>>>>>

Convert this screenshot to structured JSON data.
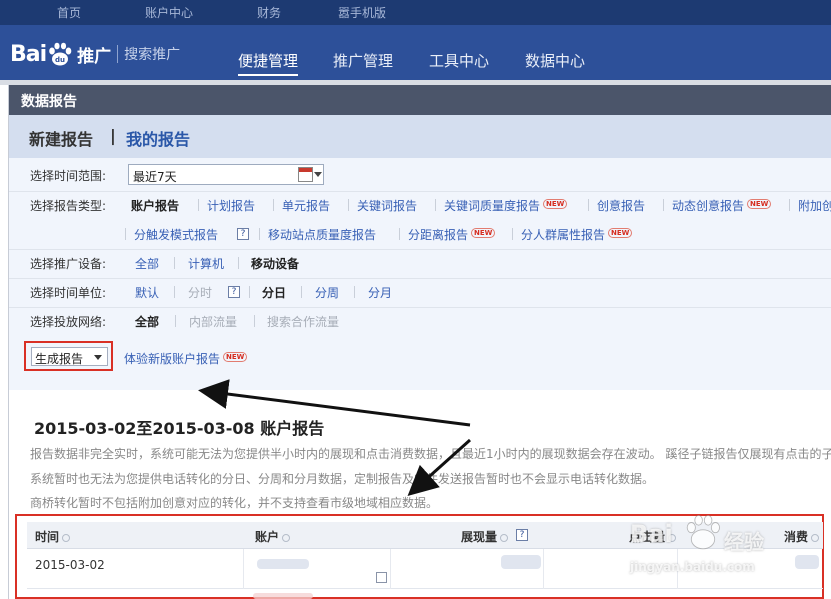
{
  "topnav": [
    "首页",
    "账户中心",
    "财务",
    "嚣手机版"
  ],
  "header": {
    "logo_text_a": "Bai",
    "logo_text_b": "推广",
    "logo_sub": "搜索推广",
    "nav": [
      "便捷管理",
      "推广管理",
      "工具中心",
      "数据中心"
    ],
    "active_nav": "便捷管理"
  },
  "panel": {
    "title": "数据报告",
    "tab_new": "新建报告",
    "tab_sep": "|",
    "tab_mine": "我的报告"
  },
  "form": {
    "time_range": {
      "label": "选择时间范围:",
      "value": "最近7天"
    },
    "report_type": {
      "label": "选择报告类型:",
      "row1": [
        {
          "text": "账户报告",
          "selected": true,
          "new": false
        },
        {
          "text": "计划报告",
          "selected": false,
          "new": false
        },
        {
          "text": "单元报告",
          "selected": false,
          "new": false
        },
        {
          "text": "关键词报告",
          "selected": false,
          "new": false
        },
        {
          "text": "关键词质量度报告",
          "selected": false,
          "new": true
        },
        {
          "text": "创意报告",
          "selected": false,
          "new": false
        },
        {
          "text": "动态创意报告",
          "selected": false,
          "new": true
        },
        {
          "text": "附加创",
          "selected": false,
          "new": false
        }
      ],
      "row2": [
        {
          "text": "分触发模式报告",
          "new": false,
          "help": true
        },
        {
          "text": "移动站点质量度报告",
          "new": false,
          "help": false
        },
        {
          "text": "分距离报告",
          "new": true,
          "help": false
        },
        {
          "text": "分人群属性报告",
          "new": true,
          "help": false
        }
      ]
    },
    "device": {
      "label": "选择推广设备:",
      "options": [
        "全部",
        "计算机",
        "移动设备"
      ],
      "selected": "移动设备"
    },
    "time_unit": {
      "label": "选择时间单位:",
      "options": [
        "默认",
        "分时",
        "分日",
        "分周",
        "分月"
      ],
      "selected": "分日",
      "disabled": [
        "分时"
      ]
    },
    "network": {
      "label": "选择投放网络:",
      "options": [
        "全部",
        "内部流量",
        "搜索合作流量"
      ],
      "selected": "全部",
      "disabled": [
        "内部流量",
        "搜索合作流量"
      ]
    },
    "generate": "生成报告",
    "try_new": "体验新版账户报告",
    "new_badge": "NEW",
    "help_glyph": "?"
  },
  "report": {
    "title": "2015-03-02至2015-03-08 账户报告",
    "notes": [
      "报告数据非完全实时，系统可能无法为您提供半小时内的展现和点击消费数据，且最近1小时内的展现数据会存在波动。 蹊径子链报告仅展现有点击的子",
      "系统暂时也无法为您提供电话转化的分日、分周和分月数据，定制报告及邮件发送报告暂时也不会显示电话转化数据。",
      "商桥转化暂时不包括附加创意对应的转化，并不支持查看市级地域相应数据。"
    ],
    "columns": [
      "时间",
      "账户",
      "展现量",
      "点击量",
      "消费"
    ],
    "rows": [
      {
        "date": "2015-03-02"
      }
    ]
  },
  "watermark": {
    "brand": "Bai",
    "brand2": "经验",
    "url": "jingyan.baidu.com"
  },
  "colors": {
    "accent": "#2d5099",
    "highlight": "#d93025",
    "link": "#3860b5"
  }
}
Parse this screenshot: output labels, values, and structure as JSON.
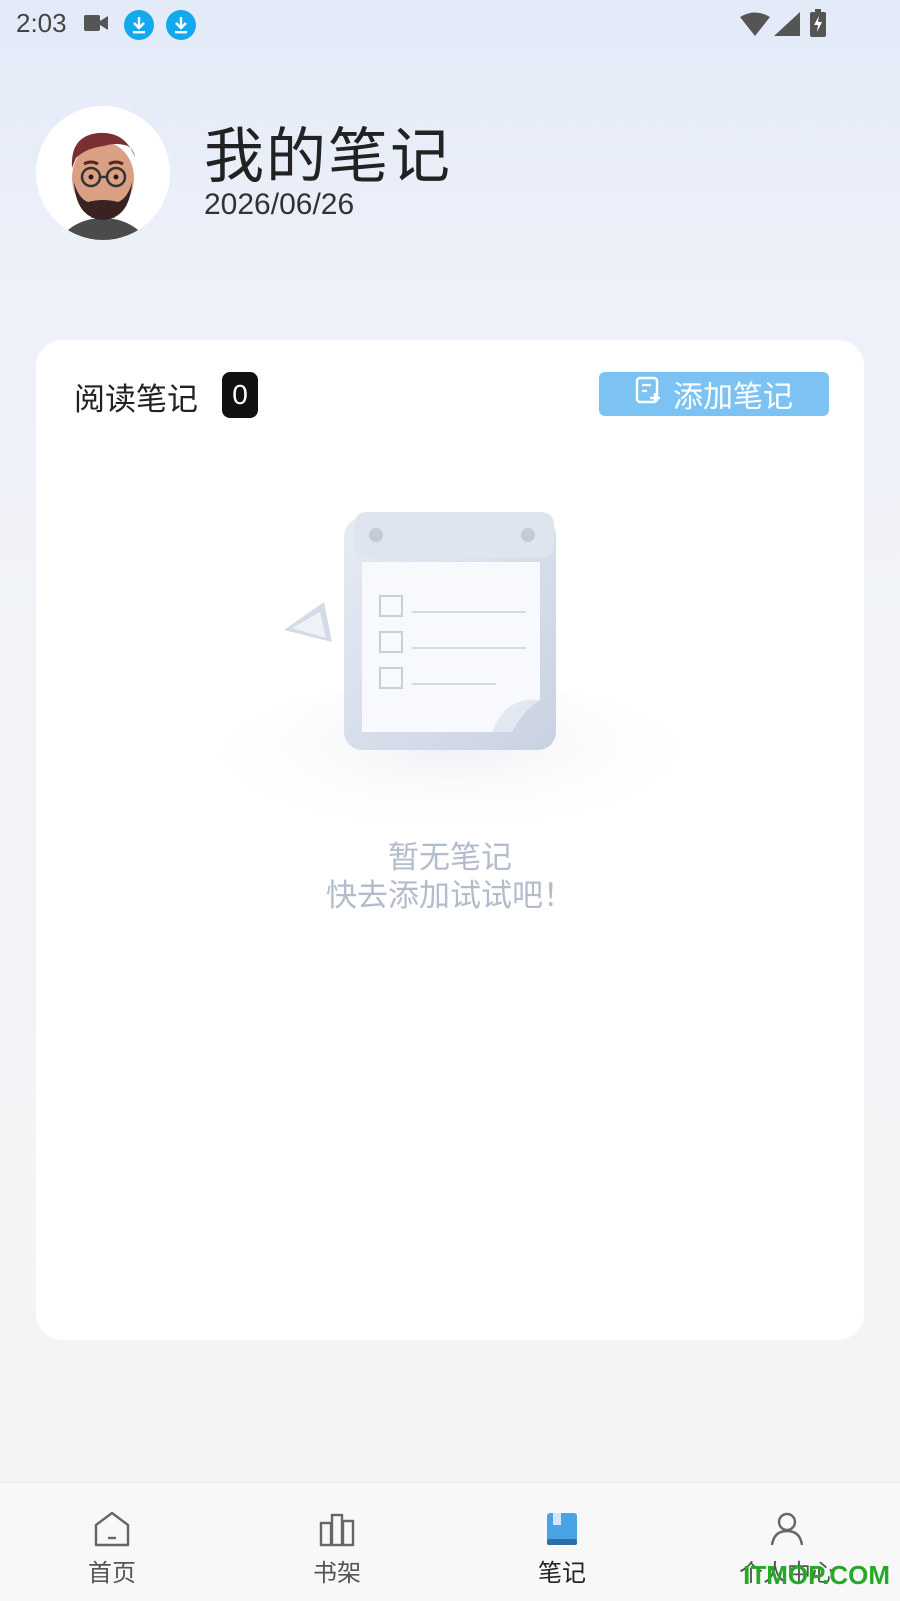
{
  "status_bar": {
    "time": "2:03"
  },
  "header": {
    "title": "我的笔记",
    "date": "2026/06/26"
  },
  "notes_card": {
    "section_title": "阅读笔记",
    "count": "0",
    "add_button_label": "添加笔记",
    "empty_line1": "暂无笔记",
    "empty_line2": "快去添加试试吧！"
  },
  "bottom_nav": {
    "items": [
      {
        "label": "首页",
        "icon": "home-icon"
      },
      {
        "label": "书架",
        "icon": "bookshelf-icon"
      },
      {
        "label": "笔记",
        "icon": "notes-icon",
        "active": true
      },
      {
        "label": "个人中心",
        "icon": "profile-icon"
      }
    ]
  },
  "watermark": "ITMOP.COM",
  "colors": {
    "accent": "#7cc3f4",
    "download_badge": "#14a8ec",
    "empty_text": "#b3bccc"
  }
}
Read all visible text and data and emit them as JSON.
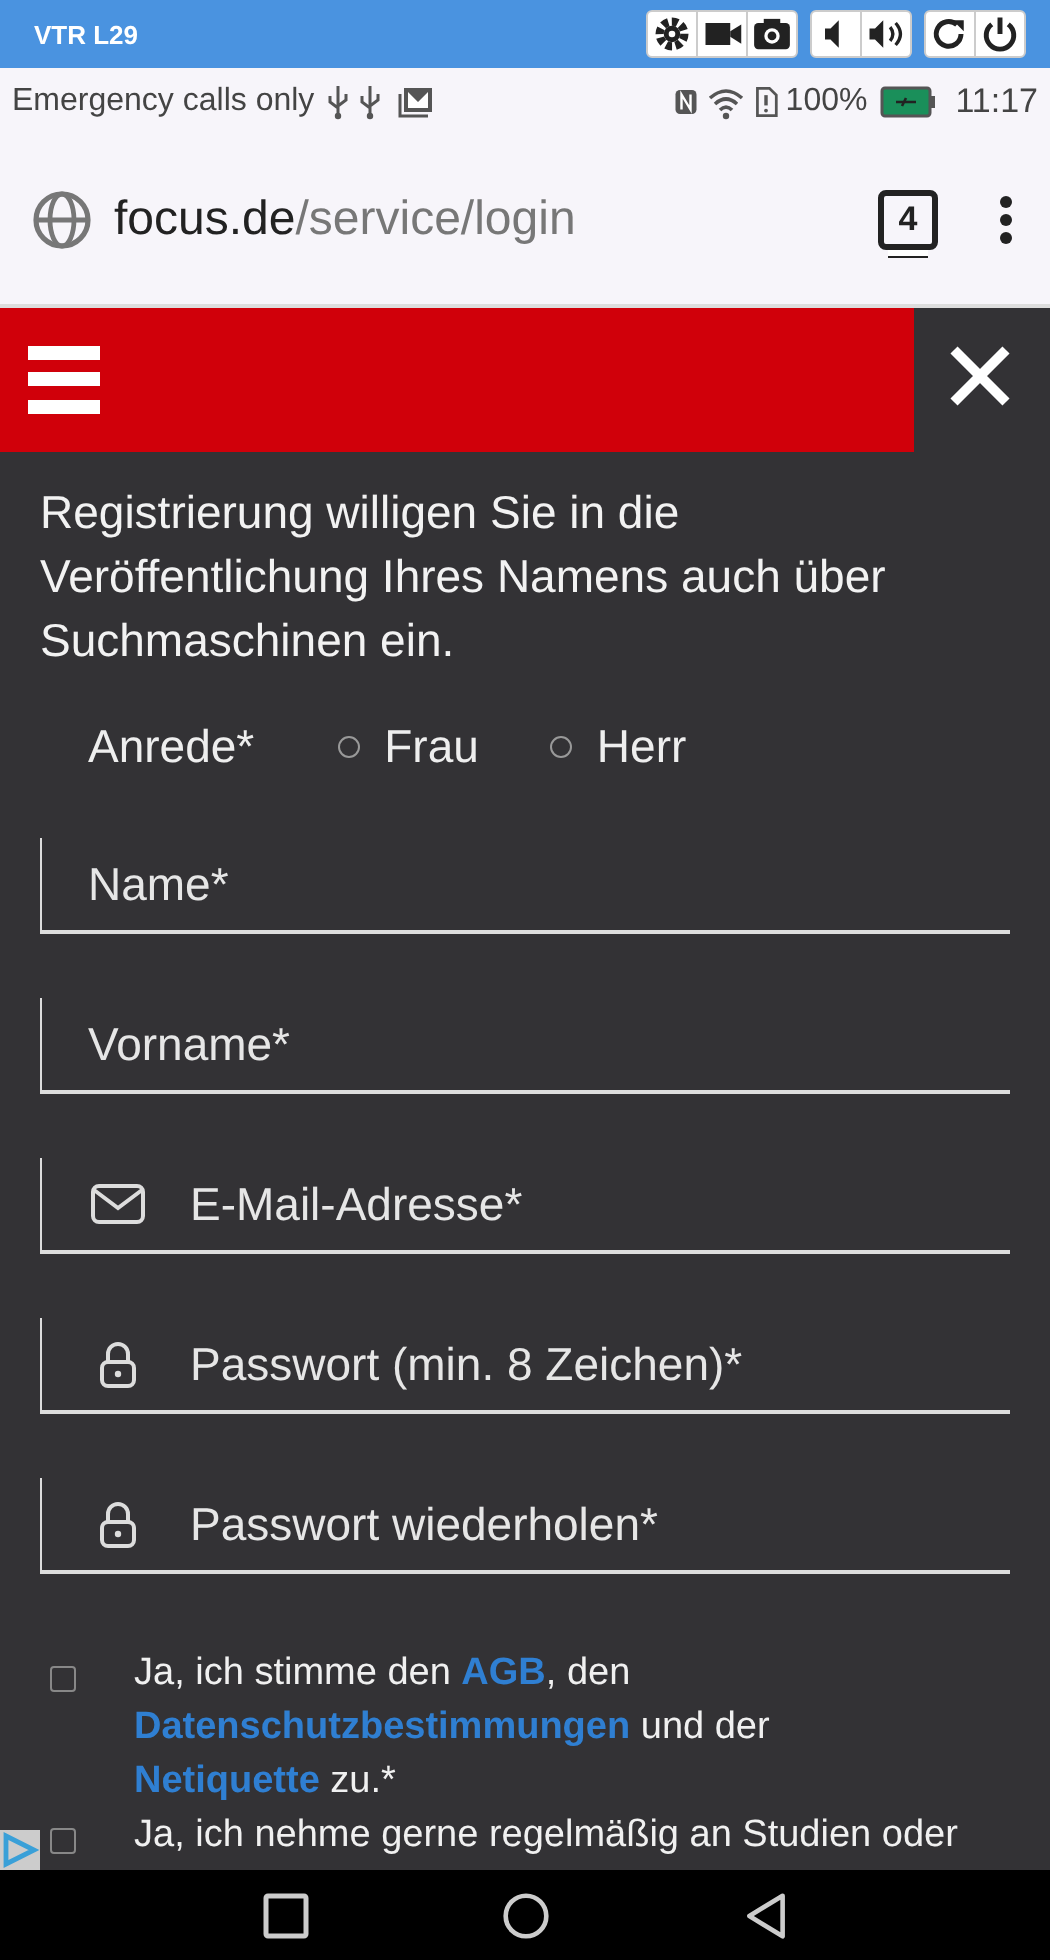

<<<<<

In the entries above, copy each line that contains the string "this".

**ANSWER BOX**:
Convert this screenshot to structured JSON data.
Parse this screenshot: output labels, values, and structure as JSON.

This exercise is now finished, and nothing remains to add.